I'd like to see some of the different kinds there are. I spoke today with a former distributor of 100% pyrethrin powder and she said about a year+ ago the EPA sent them a letter saying they either had to fork over some bucks for the EPA to do testing or they had to give up their license to sell the stuff. So out went the license. The powder worked really well. In my search today I only found .5% to 6% pyrethrin items for sale, not the pure ground up flowers. Looking to grow my own flowers to stop fleas. Kristinwt (talk) 07:24, 25 October 2008 (UTC)
Still in use
Why does it say "Pyrethrum was used for centuries as an insecticide, and as a lice remedy in the Middle East"? It's widely used in the US today as a lice remedy, under the brand name RID. Kendall-K1 (talk) 22:13, 20 January 2013 (UTC)
Toxicity in humans
I do not wish to get into an editor war. Perhaps someone more diplomatic than I am might add to the section on human toxicity. Source #3 is some gardener's blog. When I looked up (on Google) pyrethroid toxicity, I found good information from the University of Florida Agricultural Extension (USA). Reference: . Rat and rabbit LD-50 levels are very high for most (= very safe), with doses in some cases of about 1% of the animal's body weight required to cause significant mortality. So we humans can probably eat it in quantities of many grams without harm (other than for allergic reactions, of course). All my edits to Wikipedia have thus far been minor copyediting. To change this would be more than a minor edit. Perhaps someone might email me with a good way to begin such edits, without doing damage to the product or to feelings. Eugen Hamerle (talk) 00:02, 11 July 2013 (UTC)
I find it interesting that this article exists in its present form.

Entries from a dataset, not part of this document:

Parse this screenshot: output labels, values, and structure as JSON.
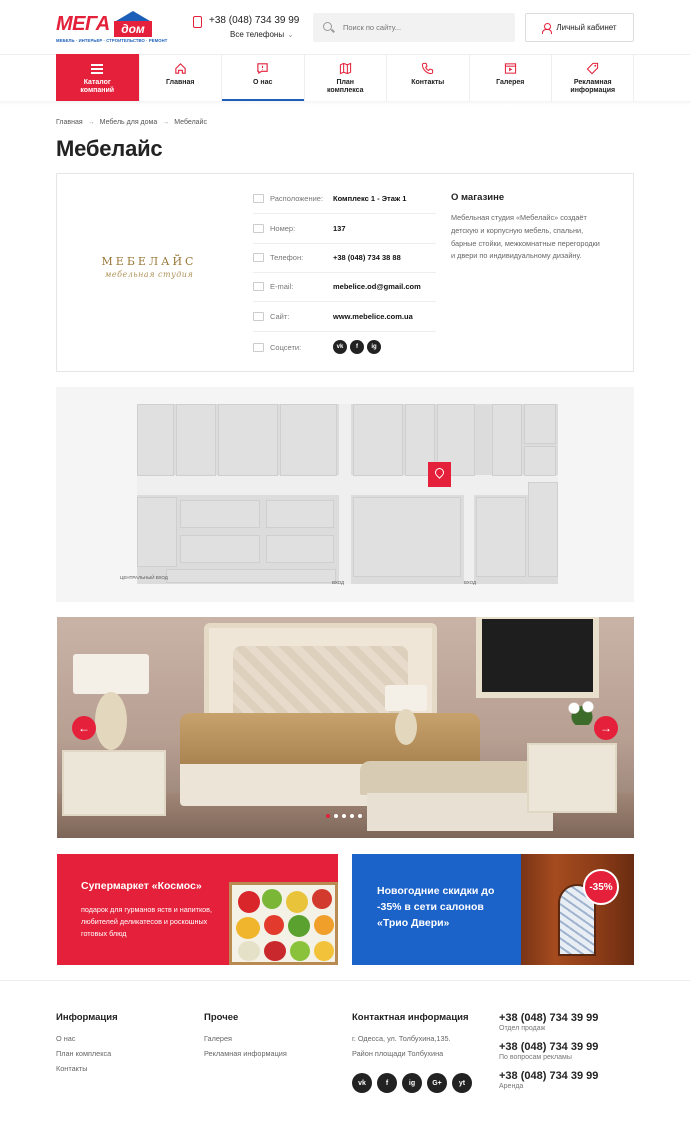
{
  "header": {
    "logo_main": "МЕГА",
    "logo_accent": "дом",
    "logo_tagline": "МЕБЕЛЬ · ИНТЕРЬЕР · СТРОИТЕЛЬСТВО · РЕМОНТ",
    "phone": "+38 (048) 734 39 99",
    "all_phones": "Все телефоны",
    "search_placeholder": "Поиск по сайту...",
    "cabinet": "Личный кабинет"
  },
  "nav": {
    "catalog": "Каталог компаний",
    "items": [
      {
        "label": "Главная",
        "icon": "home-icon"
      },
      {
        "label": "О нас",
        "icon": "chat-icon"
      },
      {
        "label": "План комплекса",
        "icon": "map-icon"
      },
      {
        "label": "Контакты",
        "icon": "phone-icon"
      },
      {
        "label": "Галерея",
        "icon": "gallery-icon"
      },
      {
        "label": "Рекламная информация",
        "icon": "tag-icon"
      }
    ],
    "active": "О нас"
  },
  "breadcrumbs": [
    "Главная",
    "Мебель для дома",
    "Мебелайс"
  ],
  "page_title": "Мебелайс",
  "store": {
    "brand_name": "МЕБЕЛАЙС",
    "brand_sub": "мебельная студия",
    "rows": [
      {
        "label": "Расположение:",
        "value": "Комплекс 1 - Этаж 1",
        "icon": "location-icon"
      },
      {
        "label": "Номер:",
        "value": "137",
        "icon": "hash-icon"
      },
      {
        "label": "Телефон:",
        "value": "+38 (048) 734 38 88",
        "icon": "phone-icon"
      },
      {
        "label": "E-mail:",
        "value": "mebelice.od@gmail.com",
        "icon": "mail-icon"
      },
      {
        "label": "Сайт:",
        "value": "www.mebelice.com.ua",
        "icon": "browser-icon"
      },
      {
        "label": "Соцсети:",
        "value": "",
        "icon": "social-icon"
      }
    ],
    "socials": [
      "vk",
      "f",
      "ig"
    ],
    "about_title": "О магазине",
    "about_text": "Мебельная студия «Мебелайс» создаёт детскую и корпусную мебель, спальни, барные стойки, межкомнатные перегородки и двери по индивидуальному  дизайну."
  },
  "map": {
    "labels": [
      "ЦЕНТРАЛЬНЫЙ ВХОД",
      "ВХОД",
      "ВХОД"
    ]
  },
  "slider": {
    "prev": "←",
    "next": "→",
    "slides": 5,
    "active_slide": 1
  },
  "promos": [
    {
      "title": "Супермаркет «Космос»",
      "text": "подарок для гурманов яств и напитков, любителей деликатесов и роскошных готовых блюд"
    },
    {
      "title": "Новогодние скидки до -35% в сети салонов «Трио Двери»",
      "badge": "-35%"
    }
  ],
  "footer": {
    "info_title": "Информация",
    "info_links": [
      "О нас",
      "План комплекса",
      "Контакты"
    ],
    "other_title": "Прочее",
    "other_links": [
      "Галерея",
      "Рекламная информация"
    ],
    "contact_title": "Контактная информация",
    "address1": "г. Одесса, ул. Толбухина,135.",
    "address2": "Район площади Толбухина",
    "socials": [
      "vk",
      "f",
      "ig",
      "G+",
      "yt"
    ],
    "phones": [
      {
        "number": "+38 (048) 734 39 99",
        "note": "Отдел продаж"
      },
      {
        "number": "+38 (048) 734 39 99",
        "note": "По вопросам рекламы"
      },
      {
        "number": "+38 (048) 734 39 99",
        "note": "Аренда"
      }
    ]
  },
  "colors": {
    "brand_red": "#e4203a",
    "brand_blue": "#1b62c9"
  }
}
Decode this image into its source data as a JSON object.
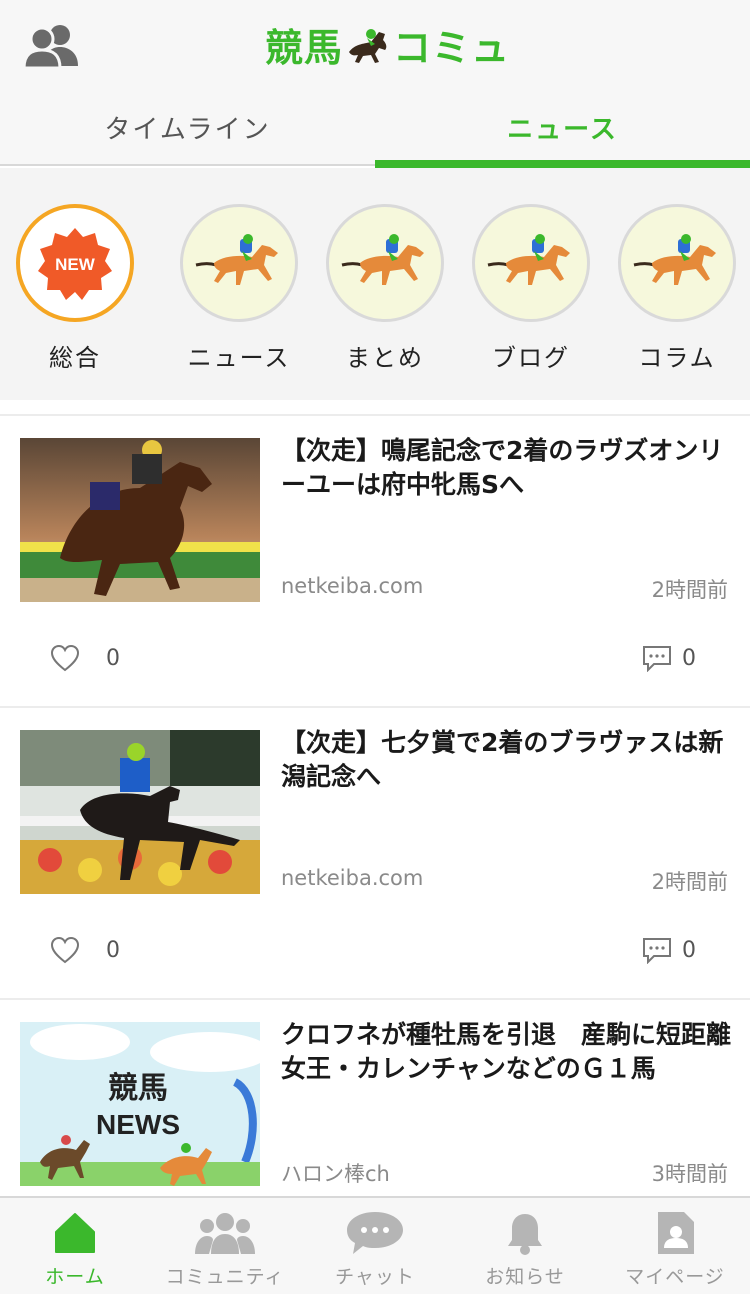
{
  "header": {
    "logo_text_left": "競馬",
    "logo_text_right": "コミュ",
    "tabs": [
      {
        "label": "タイムライン",
        "active": false
      },
      {
        "label": "ニュース",
        "active": true
      }
    ]
  },
  "categories": [
    {
      "label": "総合",
      "badge": "NEW",
      "active": true
    },
    {
      "label": "ニュース",
      "icon": "horse-racing-icon"
    },
    {
      "label": "まとめ",
      "icon": "horse-racing-icon"
    },
    {
      "label": "ブログ",
      "icon": "horse-racing-icon"
    },
    {
      "label": "コラム",
      "icon": "horse-racing-icon"
    }
  ],
  "articles": [
    {
      "title": "【次走】鳴尾記念で2着のラヴズオンリーユーは府中牝馬Sへ",
      "source": "netkeiba.com",
      "time": "2時間前",
      "likes": "0",
      "comments": "0"
    },
    {
      "title": "【次走】七夕賞で2着のブラヴァスは新潟記念へ",
      "source": "netkeiba.com",
      "time": "2時間前",
      "likes": "0",
      "comments": "0"
    },
    {
      "title": "クロフネが種牡馬を引退　産駒に短距離女王・カレンチャンなどのＧ１馬",
      "source": "ハロン棒ch",
      "time": "3時間前",
      "thumb_text_1": "競馬",
      "thumb_text_2": "NEWS"
    }
  ],
  "bottom_nav": [
    {
      "label": "ホーム",
      "icon": "home-icon",
      "active": true
    },
    {
      "label": "コミュニティ",
      "icon": "community-icon"
    },
    {
      "label": "チャット",
      "icon": "chat-icon"
    },
    {
      "label": "お知らせ",
      "icon": "bell-icon"
    },
    {
      "label": "マイページ",
      "icon": "profile-icon"
    }
  ],
  "colors": {
    "accent": "#3bb82c",
    "badge": "#f05a28",
    "active_ring": "#f5a623"
  }
}
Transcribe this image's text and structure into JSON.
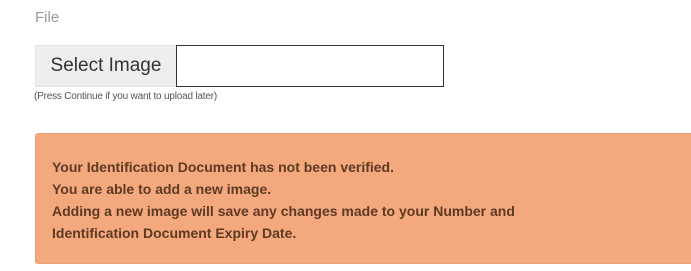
{
  "file_section": {
    "label": "File",
    "select_button_label": "Select Image",
    "file_name_value": "",
    "helper_text": "(Press Continue if you want to upload later)"
  },
  "alert": {
    "lines": [
      "Your Identification Document has not been verified.",
      "You are able to add a new image.",
      "Adding a new image will save any changes made to your Number and",
      "Identification Document Expiry Date."
    ],
    "background_color": "#f4a87d",
    "text_color": "#5d3a22"
  }
}
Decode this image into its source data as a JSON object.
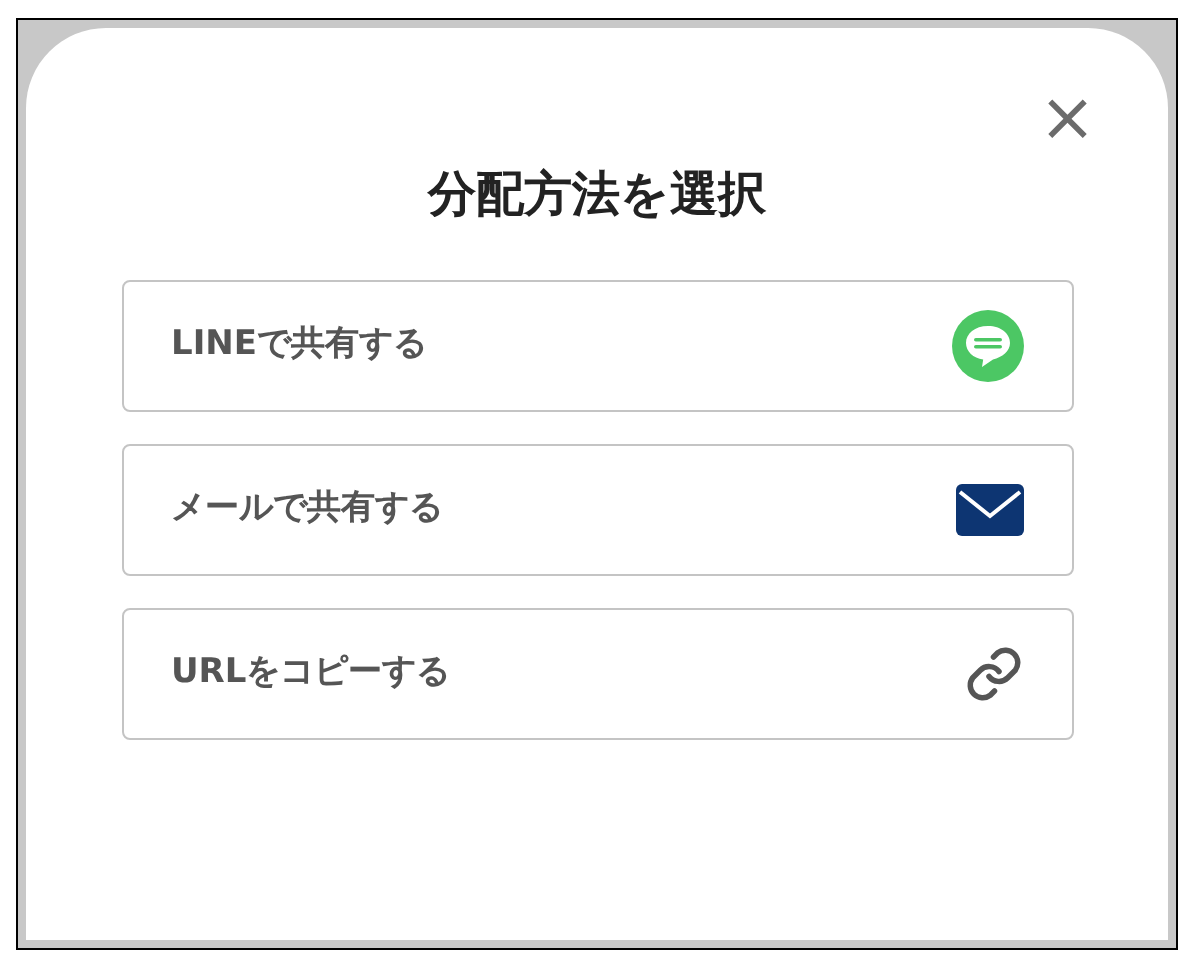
{
  "dialog": {
    "title": "分配方法を選択",
    "close": "×",
    "options": [
      {
        "kind": "line",
        "label": "LINEで共有する"
      },
      {
        "kind": "mail",
        "label": "メールで共有する"
      },
      {
        "kind": "link",
        "label": "URLをコピーする"
      }
    ]
  }
}
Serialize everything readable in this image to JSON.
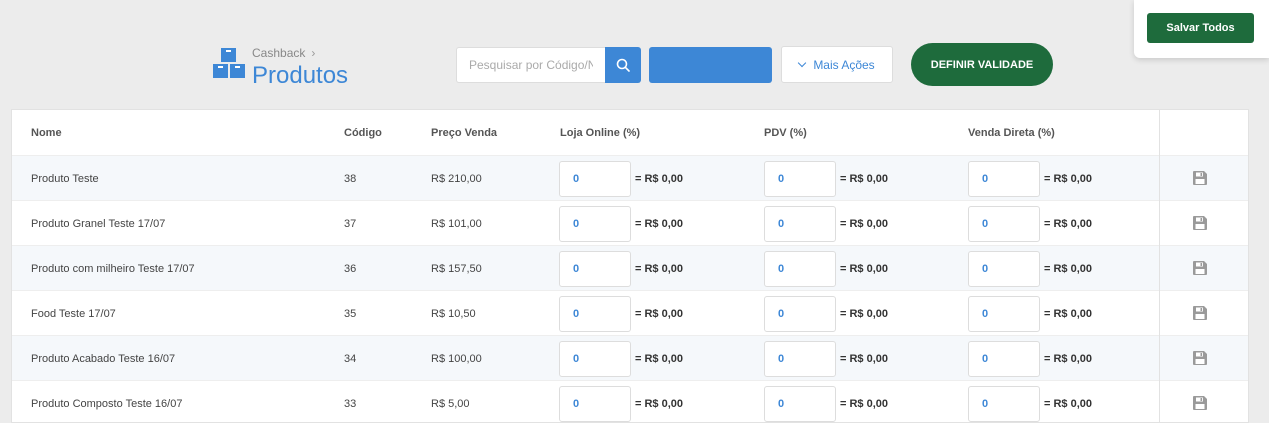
{
  "header": {
    "breadcrumb": "Cashback",
    "title": "Produtos",
    "search_placeholder": "Pesquisar por Código/Nome",
    "more_actions_label": "Mais Ações",
    "define_validity_label": "DEFINIR VALIDADE",
    "save_all_label": "Salvar Todos",
    "icon": "boxes-icon"
  },
  "colors": {
    "accent": "#3d87d6",
    "green": "#1e6b3c"
  },
  "table": {
    "columns": [
      "Nome",
      "Código",
      "Preço Venda",
      "Loja Online (%)",
      "PDV (%)",
      "Venda Direta (%)"
    ],
    "amount_prefix": "= R$ 0,00",
    "rows": [
      {
        "name": "Produto Teste",
        "code": "38",
        "price": "R$ 210,00",
        "online": "0",
        "online_amount": "= R$ 0,00",
        "pdv": "0",
        "pdv_amount": "= R$ 0,00",
        "direct": "0",
        "direct_amount": "= R$ 0,00"
      },
      {
        "name": "Produto Granel Teste 17/07",
        "code": "37",
        "price": "R$ 101,00",
        "online": "0",
        "online_amount": "= R$ 0,00",
        "pdv": "0",
        "pdv_amount": "= R$ 0,00",
        "direct": "0",
        "direct_amount": "= R$ 0,00"
      },
      {
        "name": "Produto com milheiro Teste 17/07",
        "code": "36",
        "price": "R$ 157,50",
        "online": "0",
        "online_amount": "= R$ 0,00",
        "pdv": "0",
        "pdv_amount": "= R$ 0,00",
        "direct": "0",
        "direct_amount": "= R$ 0,00"
      },
      {
        "name": "Food Teste 17/07",
        "code": "35",
        "price": "R$ 10,50",
        "online": "0",
        "online_amount": "= R$ 0,00",
        "pdv": "0",
        "pdv_amount": "= R$ 0,00",
        "direct": "0",
        "direct_amount": "= R$ 0,00"
      },
      {
        "name": "Produto Acabado Teste 16/07",
        "code": "34",
        "price": "R$ 100,00",
        "online": "0",
        "online_amount": "= R$ 0,00",
        "pdv": "0",
        "pdv_amount": "= R$ 0,00",
        "direct": "0",
        "direct_amount": "= R$ 0,00"
      },
      {
        "name": "Produto Composto Teste 16/07",
        "code": "33",
        "price": "R$ 5,00",
        "online": "0",
        "online_amount": "= R$ 0,00",
        "pdv": "0",
        "pdv_amount": "= R$ 0,00",
        "direct": "0",
        "direct_amount": "= R$ 0,00"
      }
    ]
  }
}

The first sentence starts out by basically saying "this is the wrong title for this article" by saying "Pyrethrum was a genus of several Old World plants now classified as Chrysanthemum..."
Well, if that is true, then the article should be entitled "Chrysanthemum" and there should be a redirect for "pyrethrum" that takes people to the "Chrysanthemum" title.
There is a "Chrysanthemum" article (where Pyrethrum is barely mentioned), so perhaps "pyrethrum" needs to be a subsection under the "Chrysanthemum" article. I don't know what the correct/best solution is, but I think it is pretty ridiculous to have an article basically calling itself out right from the start.
Perhaps it is a semantic or classification artifact? If that is the case, it should be clarified then to make it clear WHY this article with the title "Pyrethrum" exists. Beside that, does Wikipedia allow listing articles that are historical in nature (i.e., not contemporarily accurate)? It is not clear to me how this should be handled, but it seems clear that some digging and discussion is warranted. Thanks. Jdevola (talk) 13:24, 9 June 2016 (UTC)